However, offensive coordinator Hue Jackson may have come up with the perfect way to alleviate at least some of those expectations.
Jackson made it clear back in January that under him, the Bengals offense would be one that is centered around the ground game.
Via ESPN's Coley Harvey, Jackson stated:
We know we need to run the football. We want to run the football. That's where it starts. In order to win and be a very good offensive football team, you have to be able to run the ball. That's going to be a starting point for us.
An increased focus on the running game would, presumably, result in Dalton shouldering less of the load than he did a season ago.
Despite having hard-running veteran BenJarvus Green-Ellis and rookie sensation Giovani Bernard on the roster, Cincinnati ranked just 18th in rushing offense (109.7 yards per game). That ranking was earned, in part, because the Bengals were a pass-oriented team (587 pass attempts against 481 rushes during the regular season, according to NFL.com).
Too often, the Bengals decided to move away from the running game when it wasn't getting the desired results.
According to Green-Ellis, that propensity to forgo the ground game played a role in last season's embarrassing 27-10 playoff loss to the San Diego Chargers.
"I don't care if it's a passing league or not, like I've said since the beginning of time, when the playoffs start, championship teams are built off running the football and stopping the run," Green-Ellis said, via ESPN's Coley Harvey.
The Bengals ran the ball just 25 times in the playoff loss to San Diego, despite gaining 164 yards on 38 attempts against the same team during the regular season.
Of course, it isn't entirely difficult to understand why former offensive coordinator Jay Gruden wasn't always keen on sticking with the running game. The Bengals averaged just 3.6 yards per carry during the regular season, 27th in the NFL.
Green-Ellis averaged just 3.4 yards per carry.
The addition of second-round running back Jeremy Hill—who may actually push Green-Ellis out of a job—should help increase Cincinnati's efficiency when running the ball.
Through the first three games of the preseason, the former LSU standout averaged 4.8 yards per carry. Pro Football Focus (subscription required) currently ranks him ninth overall among running backs who have received 60 percent of the snaps this preseason.
The powerful Hill should nicely complement the speedy Bernard, who started at running back in the Bengals' first three preseason games, in Jackson's offense. However, that doesn't mean that the rookie cannot be a force by himself.
213:157 is my current Bernard:Hill carry ratio, but I have Green-Ellis down for 52. Good chunk of them to Hill if BJGE is cut.— Mike Clay (@MikeClayNFL) August 28, 2014
During Cincinnati's 35-7 win over the Indianapolis Colts in the preseason finale, Hill showed what he can do with a heavier workload.
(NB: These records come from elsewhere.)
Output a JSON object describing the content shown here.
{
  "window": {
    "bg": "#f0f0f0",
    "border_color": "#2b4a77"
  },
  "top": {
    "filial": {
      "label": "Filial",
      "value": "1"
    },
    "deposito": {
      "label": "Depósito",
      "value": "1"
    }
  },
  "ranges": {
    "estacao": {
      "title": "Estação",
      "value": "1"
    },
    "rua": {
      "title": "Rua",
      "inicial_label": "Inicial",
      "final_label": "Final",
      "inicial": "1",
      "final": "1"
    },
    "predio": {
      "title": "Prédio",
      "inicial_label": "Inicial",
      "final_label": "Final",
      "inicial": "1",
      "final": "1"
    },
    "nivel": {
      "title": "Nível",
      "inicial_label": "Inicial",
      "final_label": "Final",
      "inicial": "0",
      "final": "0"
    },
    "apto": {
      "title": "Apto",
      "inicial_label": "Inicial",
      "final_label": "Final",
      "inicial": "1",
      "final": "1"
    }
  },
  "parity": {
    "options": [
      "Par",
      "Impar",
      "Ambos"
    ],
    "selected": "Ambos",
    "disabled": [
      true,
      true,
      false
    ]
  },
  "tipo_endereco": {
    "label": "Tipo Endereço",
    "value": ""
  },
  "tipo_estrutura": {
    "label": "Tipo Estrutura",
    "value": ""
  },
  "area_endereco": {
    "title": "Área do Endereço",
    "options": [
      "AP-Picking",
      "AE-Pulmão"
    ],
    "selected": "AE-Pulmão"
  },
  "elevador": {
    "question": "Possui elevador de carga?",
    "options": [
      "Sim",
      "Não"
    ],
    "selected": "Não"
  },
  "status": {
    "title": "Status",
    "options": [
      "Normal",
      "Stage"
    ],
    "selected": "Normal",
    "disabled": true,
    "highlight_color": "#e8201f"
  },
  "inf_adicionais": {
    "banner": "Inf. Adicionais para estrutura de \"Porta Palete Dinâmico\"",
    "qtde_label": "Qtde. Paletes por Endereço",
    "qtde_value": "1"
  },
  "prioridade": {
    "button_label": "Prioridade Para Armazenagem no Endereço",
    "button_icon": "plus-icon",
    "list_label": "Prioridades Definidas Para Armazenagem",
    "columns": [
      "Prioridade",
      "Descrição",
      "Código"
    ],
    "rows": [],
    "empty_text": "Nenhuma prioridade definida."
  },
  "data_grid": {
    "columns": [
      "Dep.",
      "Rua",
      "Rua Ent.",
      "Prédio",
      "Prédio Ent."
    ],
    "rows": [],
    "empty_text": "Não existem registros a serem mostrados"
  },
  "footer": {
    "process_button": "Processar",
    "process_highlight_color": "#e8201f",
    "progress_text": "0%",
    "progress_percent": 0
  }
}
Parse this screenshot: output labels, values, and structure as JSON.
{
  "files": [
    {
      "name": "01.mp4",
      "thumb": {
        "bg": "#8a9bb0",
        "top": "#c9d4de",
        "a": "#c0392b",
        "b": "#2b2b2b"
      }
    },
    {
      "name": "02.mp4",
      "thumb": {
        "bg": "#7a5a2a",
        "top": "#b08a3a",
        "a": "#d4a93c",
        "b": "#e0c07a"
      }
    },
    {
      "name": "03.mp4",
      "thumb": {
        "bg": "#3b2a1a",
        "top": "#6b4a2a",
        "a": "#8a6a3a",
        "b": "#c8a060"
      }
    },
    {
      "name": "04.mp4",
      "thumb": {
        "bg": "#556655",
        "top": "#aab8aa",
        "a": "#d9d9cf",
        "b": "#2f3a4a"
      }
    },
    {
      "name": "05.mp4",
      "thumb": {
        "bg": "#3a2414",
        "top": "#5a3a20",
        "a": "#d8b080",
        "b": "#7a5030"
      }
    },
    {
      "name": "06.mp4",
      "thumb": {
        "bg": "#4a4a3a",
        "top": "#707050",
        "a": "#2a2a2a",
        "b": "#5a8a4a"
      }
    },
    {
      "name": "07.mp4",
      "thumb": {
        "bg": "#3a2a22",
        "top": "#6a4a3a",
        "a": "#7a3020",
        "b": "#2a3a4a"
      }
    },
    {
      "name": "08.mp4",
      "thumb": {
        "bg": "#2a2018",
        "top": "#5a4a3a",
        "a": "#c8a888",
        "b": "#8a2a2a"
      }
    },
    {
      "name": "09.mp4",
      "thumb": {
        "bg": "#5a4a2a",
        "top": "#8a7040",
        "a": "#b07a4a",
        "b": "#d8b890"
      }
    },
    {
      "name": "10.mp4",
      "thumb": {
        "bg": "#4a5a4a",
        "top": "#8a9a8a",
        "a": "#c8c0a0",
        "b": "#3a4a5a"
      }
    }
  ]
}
Getting the start in place of Bernard, Hill rushed 20 times for 90 yards (4.5 yards per carry) and added 70 yards on six receptions.
While not every run on Thursday night netted a big gain, Hill ran extremely hard between the tackles and showed enough burst to work on the perimeter and against the second level of the defense. He also seemed to get stronger as the game went on.
Pairing the big, physical Hill (6'1", 238 pounds) with Bernard gives Cincinnati the potential to field on of the better backfields in the league in the coming season. It should also give Jackson plenty of reason not to rely too heavily on his quarterback, even when the ground game is struggling.
An added benefit of rolling out the Bernard-Hill combo is the duo's ability to provide an easy outlet when Dalton does drop back to pass. Bernard electrified as a pass-catcher out of the backfield a season ago, racking up 56 receptions for 514 yards and three scores.
Hill averaged an impressive 10.06 yards per reception (18 catches, 181 yards) at LSU in 2013. He has equaled that average this preseason with eight catches for 80 yards. Green-Ellis caught just four passes for 22 yards all of last season.
This, in turn, should result in some lighter lifting for Dalton and perhaps a little less criticism from those who want to place blame for the past three early playoff exits on the TCU product.
If things go according to Jackson's plan, the new rushing attack might even help the Bengals land their first postseason victory in more than two decades.